Exercise input.
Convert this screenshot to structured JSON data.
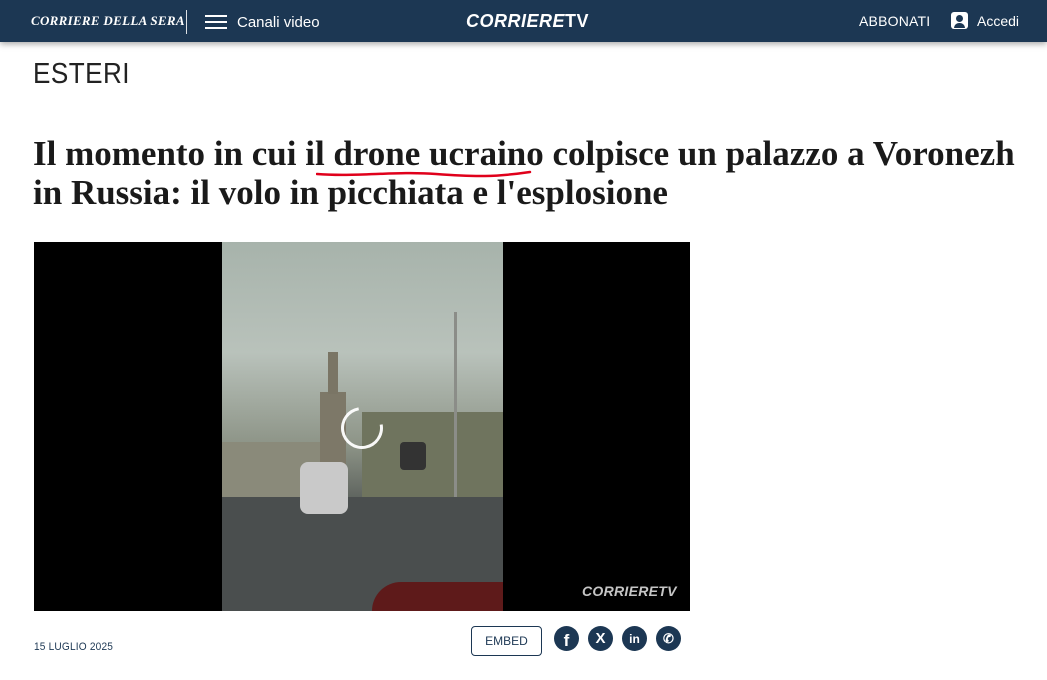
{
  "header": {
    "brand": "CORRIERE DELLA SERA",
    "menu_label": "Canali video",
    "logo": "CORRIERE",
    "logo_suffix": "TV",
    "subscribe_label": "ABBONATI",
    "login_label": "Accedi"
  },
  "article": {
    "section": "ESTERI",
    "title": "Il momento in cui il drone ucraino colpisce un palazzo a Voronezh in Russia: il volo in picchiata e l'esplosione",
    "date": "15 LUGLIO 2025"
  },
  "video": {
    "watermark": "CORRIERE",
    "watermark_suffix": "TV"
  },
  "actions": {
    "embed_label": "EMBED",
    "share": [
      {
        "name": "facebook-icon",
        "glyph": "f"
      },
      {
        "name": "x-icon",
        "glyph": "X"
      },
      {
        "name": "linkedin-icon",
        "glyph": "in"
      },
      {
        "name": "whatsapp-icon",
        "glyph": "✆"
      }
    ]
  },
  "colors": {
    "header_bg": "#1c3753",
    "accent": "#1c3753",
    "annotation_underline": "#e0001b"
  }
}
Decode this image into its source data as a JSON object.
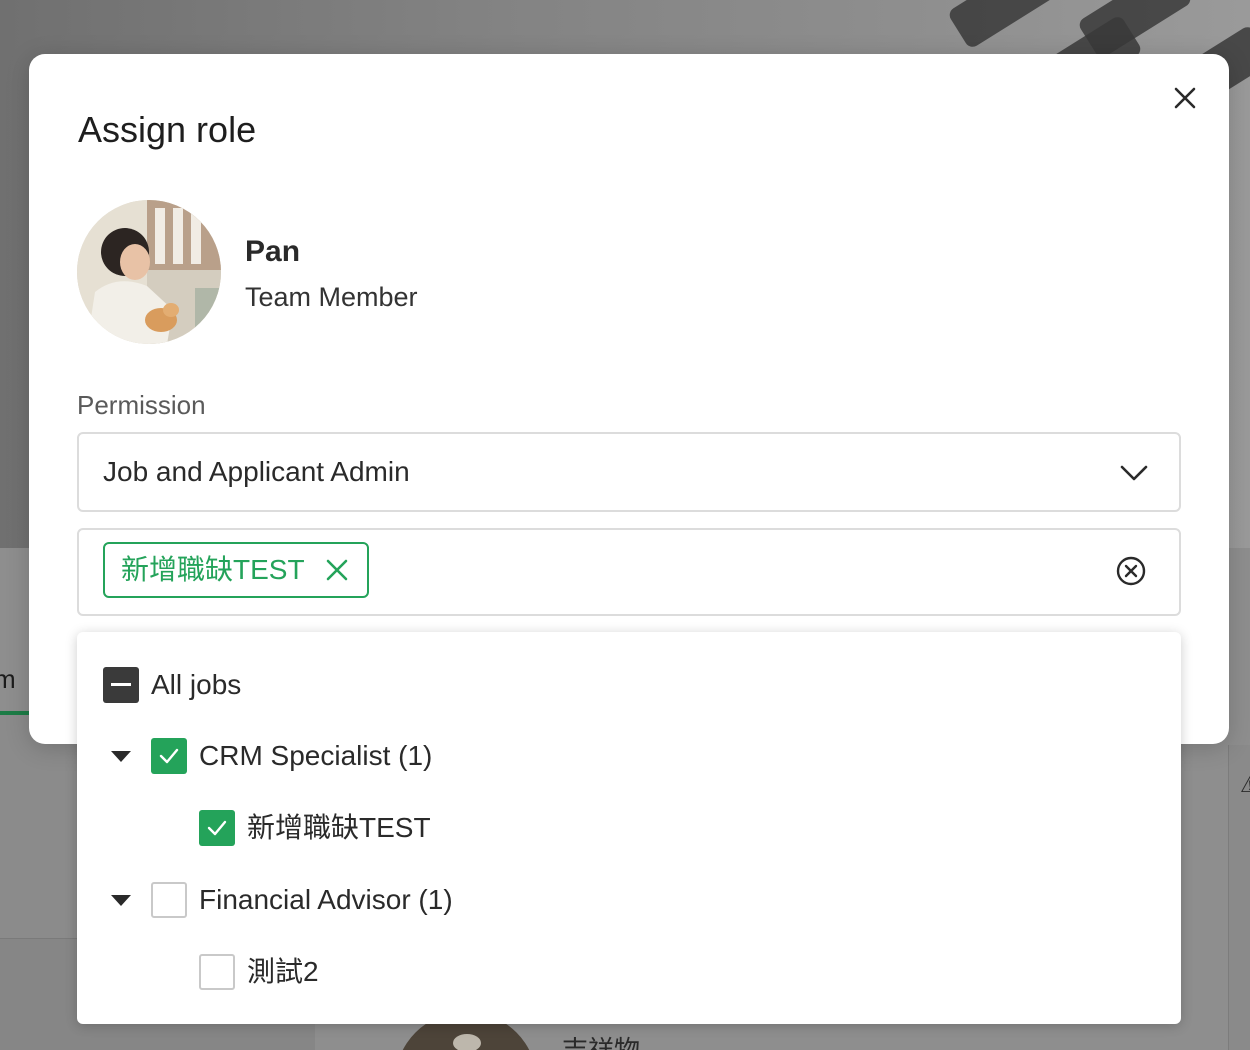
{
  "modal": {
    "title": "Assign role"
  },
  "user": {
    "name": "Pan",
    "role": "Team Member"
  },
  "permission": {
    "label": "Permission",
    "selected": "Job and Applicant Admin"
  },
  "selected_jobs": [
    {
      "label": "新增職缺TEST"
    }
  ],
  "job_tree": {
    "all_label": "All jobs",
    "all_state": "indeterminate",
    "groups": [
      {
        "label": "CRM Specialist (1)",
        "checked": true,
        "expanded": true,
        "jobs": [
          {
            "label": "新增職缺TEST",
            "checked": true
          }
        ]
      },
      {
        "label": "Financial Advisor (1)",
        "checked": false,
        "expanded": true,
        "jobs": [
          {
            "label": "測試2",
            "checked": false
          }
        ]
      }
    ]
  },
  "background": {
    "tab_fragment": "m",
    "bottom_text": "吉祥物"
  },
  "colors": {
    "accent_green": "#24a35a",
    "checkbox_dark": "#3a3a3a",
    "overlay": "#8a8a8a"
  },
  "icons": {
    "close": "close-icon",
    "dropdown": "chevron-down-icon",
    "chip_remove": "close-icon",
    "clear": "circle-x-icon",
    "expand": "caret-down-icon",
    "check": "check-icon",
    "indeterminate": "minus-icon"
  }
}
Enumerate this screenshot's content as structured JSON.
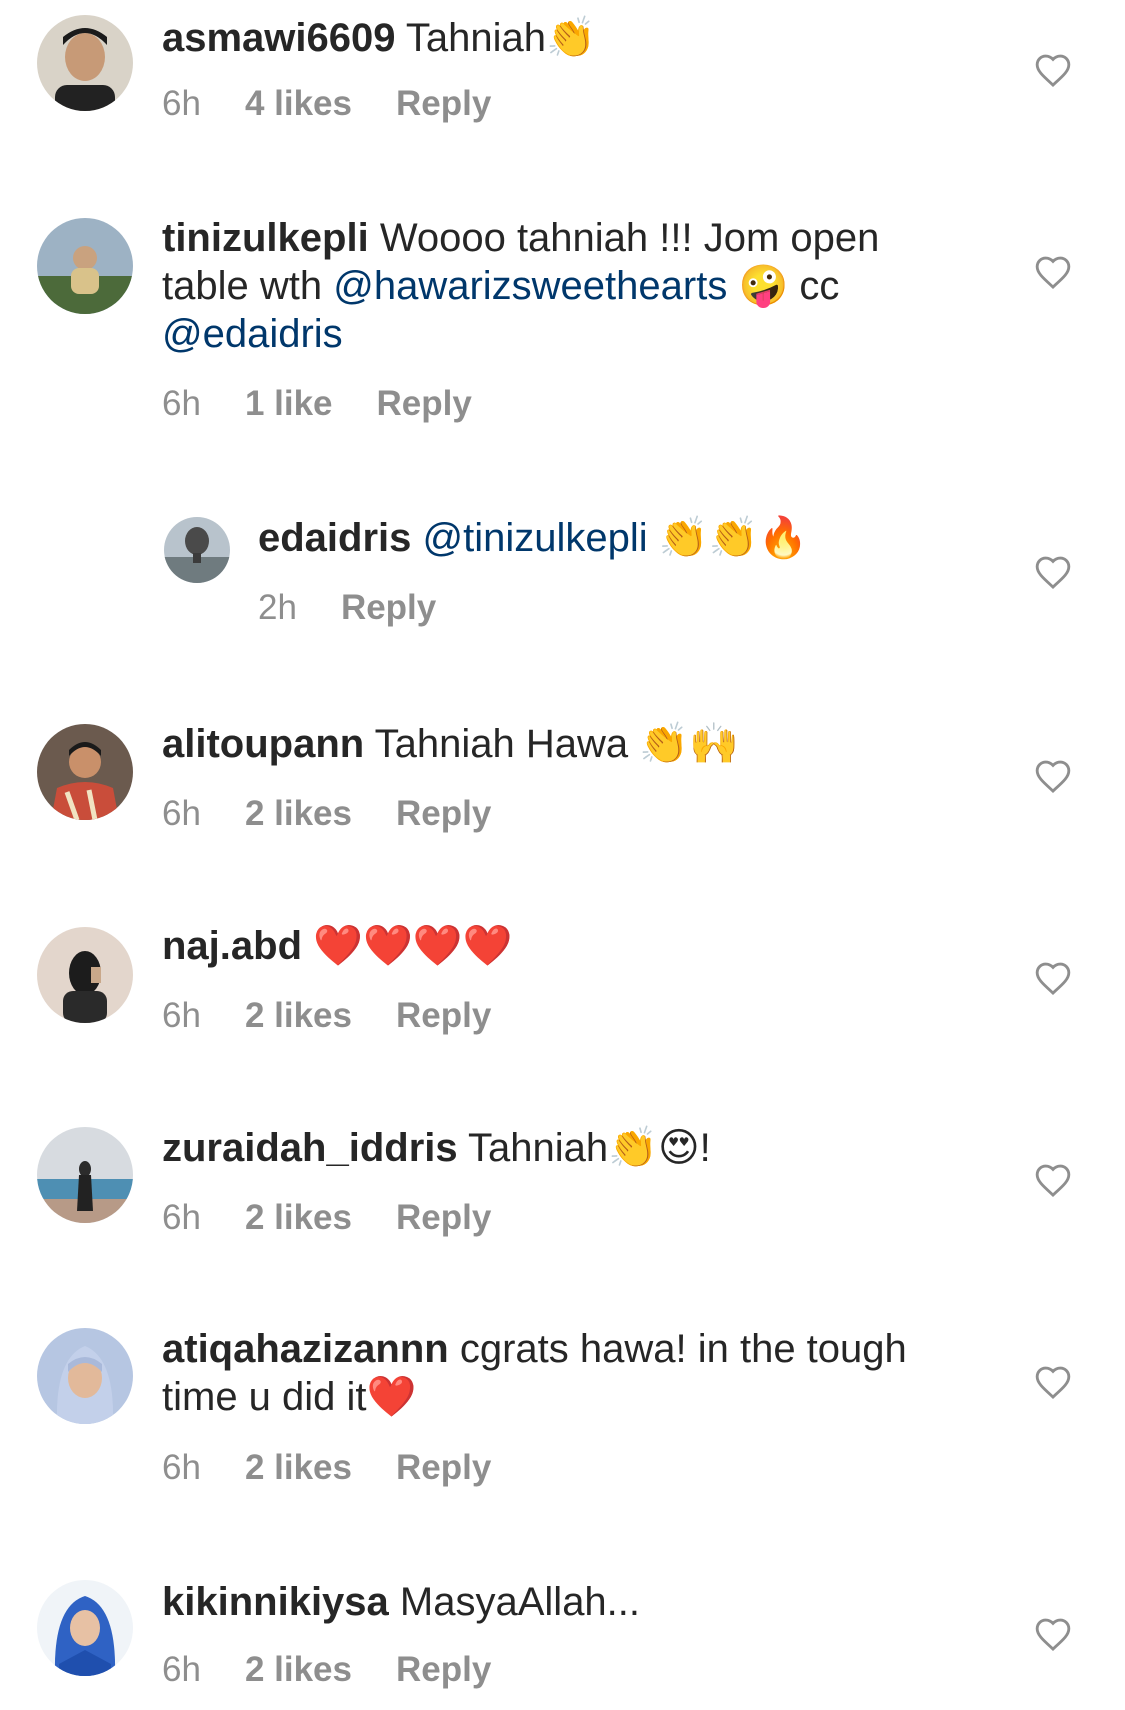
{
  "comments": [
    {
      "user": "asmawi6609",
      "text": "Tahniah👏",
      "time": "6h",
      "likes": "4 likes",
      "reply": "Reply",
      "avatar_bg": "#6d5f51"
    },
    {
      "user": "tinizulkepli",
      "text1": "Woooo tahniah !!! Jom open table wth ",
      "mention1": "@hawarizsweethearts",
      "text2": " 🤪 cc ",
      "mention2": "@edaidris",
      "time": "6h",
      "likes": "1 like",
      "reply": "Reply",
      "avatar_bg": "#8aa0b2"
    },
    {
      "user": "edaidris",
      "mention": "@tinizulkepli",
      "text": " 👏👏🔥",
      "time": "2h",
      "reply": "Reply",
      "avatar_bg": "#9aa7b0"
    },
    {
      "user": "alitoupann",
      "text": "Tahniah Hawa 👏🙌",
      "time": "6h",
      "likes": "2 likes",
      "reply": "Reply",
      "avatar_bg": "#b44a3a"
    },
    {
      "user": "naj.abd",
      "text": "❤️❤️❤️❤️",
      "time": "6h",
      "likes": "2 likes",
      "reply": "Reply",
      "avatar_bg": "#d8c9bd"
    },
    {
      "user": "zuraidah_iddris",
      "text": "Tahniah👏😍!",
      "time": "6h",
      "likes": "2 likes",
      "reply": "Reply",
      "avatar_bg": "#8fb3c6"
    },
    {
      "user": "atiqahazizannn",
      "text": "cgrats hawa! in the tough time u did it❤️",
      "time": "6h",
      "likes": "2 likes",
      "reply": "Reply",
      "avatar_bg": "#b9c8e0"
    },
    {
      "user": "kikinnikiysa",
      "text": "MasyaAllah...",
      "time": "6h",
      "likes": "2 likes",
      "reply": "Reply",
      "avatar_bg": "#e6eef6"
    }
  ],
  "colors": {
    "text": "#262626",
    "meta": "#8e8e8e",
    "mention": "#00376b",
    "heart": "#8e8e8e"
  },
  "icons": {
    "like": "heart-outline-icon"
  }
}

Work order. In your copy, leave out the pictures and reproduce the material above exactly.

Task solution.
Convert this screenshot to structured JSON data.
{
  "header": {
    "brand": "CORRIERE DELLA SERA",
    "menu_label": "Canali video",
    "logo": "CORRIERE",
    "logo_suffix": "TV",
    "subscribe_label": "ABBONATI",
    "login_label": "Accedi"
  },
  "article": {
    "section": "ESTERI",
    "title": "Il momento in cui il drone ucraino colpisce un palazzo a Voronezh in Russia: il volo in picchiata e l'esplosione",
    "date": "15 LUGLIO 2025"
  },
  "video": {
    "watermark": "CORRIERE",
    "watermark_suffix": "TV"
  },
  "actions": {
    "embed_label": "EMBED",
    "share": [
      {
        "name": "facebook-icon",
        "glyph": "f"
      },
      {
        "name": "x-icon",
        "glyph": "X"
      },
      {
        "name": "linkedin-icon",
        "glyph": "in"
      },
      {
        "name": "whatsapp-icon",
        "glyph": "✆"
      }
    ]
  },
  "colors": {
    "header_bg": "#1c3753",
    "accent": "#1c3753",
    "annotation_underline": "#e0001b"
  }
}
Decode this image into its source data as a JSON object.
{
  "modal": {
    "title": "Assign role"
  },
  "user": {
    "name": "Pan",
    "role": "Team Member"
  },
  "permission": {
    "label": "Permission",
    "selected": "Job and Applicant Admin"
  },
  "selected_jobs": [
    {
      "label": "新增職缺TEST"
    }
  ],
  "job_tree": {
    "all_label": "All jobs",
    "all_state": "indeterminate",
    "groups": [
      {
        "label": "CRM Specialist (1)",
        "checked": true,
        "expanded": true,
        "jobs": [
          {
            "label": "新增職缺TEST",
            "checked": true
          }
        ]
      },
      {
        "label": "Financial Advisor (1)",
        "checked": false,
        "expanded": true,
        "jobs": [
          {
            "label": "測試2",
            "checked": false
          }
        ]
      }
    ]
  },
  "background": {
    "tab_fragment": "m",
    "bottom_text": "吉祥物"
  },
  "colors": {
    "accent_green": "#24a35a",
    "checkbox_dark": "#3a3a3a",
    "overlay": "#8a8a8a"
  },
  "icons": {
    "close": "close-icon",
    "dropdown": "chevron-down-icon",
    "chip_remove": "close-icon",
    "clear": "circle-x-icon",
    "expand": "caret-down-icon",
    "check": "check-icon",
    "indeterminate": "minus-icon"
  }
}
Enumerate this screenshot's content as structured JSON.
{
  "comments": [
    {
      "user": "asmawi6609",
      "text": "Tahniah👏",
      "time": "6h",
      "likes": "4 likes",
      "reply": "Reply",
      "avatar_bg": "#6d5f51"
    },
    {
      "user": "tinizulkepli",
      "text1": "Woooo tahniah !!! Jom open table wth ",
      "mention1": "@hawarizsweethearts",
      "text2": " 🤪 cc ",
      "mention2": "@edaidris",
      "time": "6h",
      "likes": "1 like",
      "reply": "Reply",
      "avatar_bg": "#8aa0b2"
    },
    {
      "user": "edaidris",
      "mention": "@tinizulkepli",
      "text": " 👏👏🔥",
      "time": "2h",
      "reply": "Reply",
      "avatar_bg": "#9aa7b0"
    },
    {
      "user": "alitoupann",
      "text": "Tahniah Hawa 👏🙌",
      "time": "6h",
      "likes": "2 likes",
      "reply": "Reply",
      "avatar_bg": "#b44a3a"
    },
    {
      "user": "naj.abd",
      "text": "❤️❤️❤️❤️",
      "time": "6h",
      "likes": "2 likes",
      "reply": "Reply",
      "avatar_bg": "#d8c9bd"
    },
    {
      "user": "zuraidah_iddris",
      "text": "Tahniah👏😍!",
      "time": "6h",
      "likes": "2 likes",
      "reply": "Reply",
      "avatar_bg": "#8fb3c6"
    },
    {
      "user": "atiqahazizannn",
      "text": "cgrats hawa! in the tough time u did it❤️",
      "time": "6h",
      "likes": "2 likes",
      "reply": "Reply",
      "avatar_bg": "#b9c8e0"
    },
    {
      "user": "kikinnikiysa",
      "text": "MasyaAllah...",
      "time": "6h",
      "likes": "2 likes",
      "reply": "Reply",
      "avatar_bg": "#e6eef6"
    }
  ],
  "colors": {
    "text": "#262626",
    "meta": "#8e8e8e",
    "mention": "#00376b",
    "heart": "#8e8e8e"
  },
  "icons": {
    "like": "heart-outline-icon"
  }
}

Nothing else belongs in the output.